Hitting the streets this week is Dumpling Station, the latest Asian-inspired food truck. As a dumpling (and gyoza) fan, I decided to pay Dumpling Station a visit yesterday.
Behind the scenes are the warm and affable Chris and Helen, who hand-make the dumplings every morning from Helen's Taiwanese family recipes. They told me that, at this phase, a little bit of guesswork is required as they try to figure out which dumplings will be most popular and how much they should prepare of each type.
Dumpling Station offers five types of dumplings, sides such as wasabi fries ($2.50) and desserts such as chocolate banana wontons ($2.50). Dumpling prices range from $5.25-$5.50 for eight or $2.75 for four.
I was intrigued by and decided to order the kimchi beef dumplings ($5.50), and Chris recommended that I try the traditional pork and leek dumplings ($5.25).
The kimchi beef dumplings were stuffed with beef, rice noodles and kimchi flavor.

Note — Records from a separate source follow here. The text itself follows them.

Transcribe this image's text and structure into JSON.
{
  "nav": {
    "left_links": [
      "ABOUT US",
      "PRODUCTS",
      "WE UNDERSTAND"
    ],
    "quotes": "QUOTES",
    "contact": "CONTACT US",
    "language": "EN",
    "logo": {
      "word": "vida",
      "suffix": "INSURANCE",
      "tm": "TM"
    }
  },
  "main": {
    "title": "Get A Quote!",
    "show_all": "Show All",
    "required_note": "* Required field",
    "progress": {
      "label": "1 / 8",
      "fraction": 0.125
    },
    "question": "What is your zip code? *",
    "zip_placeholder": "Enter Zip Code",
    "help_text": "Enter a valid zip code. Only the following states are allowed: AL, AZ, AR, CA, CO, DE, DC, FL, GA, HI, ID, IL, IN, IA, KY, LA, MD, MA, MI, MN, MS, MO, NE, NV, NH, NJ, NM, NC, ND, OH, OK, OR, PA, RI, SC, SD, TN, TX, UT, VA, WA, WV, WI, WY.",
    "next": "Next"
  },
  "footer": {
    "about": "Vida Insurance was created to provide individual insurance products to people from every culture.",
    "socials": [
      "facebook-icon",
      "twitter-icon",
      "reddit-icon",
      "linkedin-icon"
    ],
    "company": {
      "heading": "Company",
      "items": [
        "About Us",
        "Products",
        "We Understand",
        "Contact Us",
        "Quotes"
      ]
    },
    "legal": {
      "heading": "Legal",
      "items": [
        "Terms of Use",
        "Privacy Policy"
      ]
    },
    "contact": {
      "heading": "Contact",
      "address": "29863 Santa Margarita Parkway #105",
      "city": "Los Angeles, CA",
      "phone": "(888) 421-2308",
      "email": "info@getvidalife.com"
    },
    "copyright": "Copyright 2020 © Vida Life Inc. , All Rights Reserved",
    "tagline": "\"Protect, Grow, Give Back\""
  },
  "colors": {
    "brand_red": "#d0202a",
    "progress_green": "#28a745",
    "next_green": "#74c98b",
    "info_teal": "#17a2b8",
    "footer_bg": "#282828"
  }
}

I was a little disappointed to find that there was no actual kimchi (i.e. cabbage) inside the dumplings and had hoped that they would pack more of a spicy punch. Some dumplings, however, were spicier than others, so perhaps Dumpling Station is working out the kinks with uniform flavor.
The pork and leek dumplings, on the other hand, were bland until dunked in the accompanying soy sauce. Sauces such as soy sauce should enhance the flavors of a dish rather than define them and, unfortunately, the pork and leek dumpling's flavor wasn't strong enough to stand on its own.
Although my visit to Dumpling Station left something to be desired, I really enjoyed chatting with Chris and Helen and was impressed by their menu's mix of traditional and modern flavors. I hope that they can find their way after this soft launch period.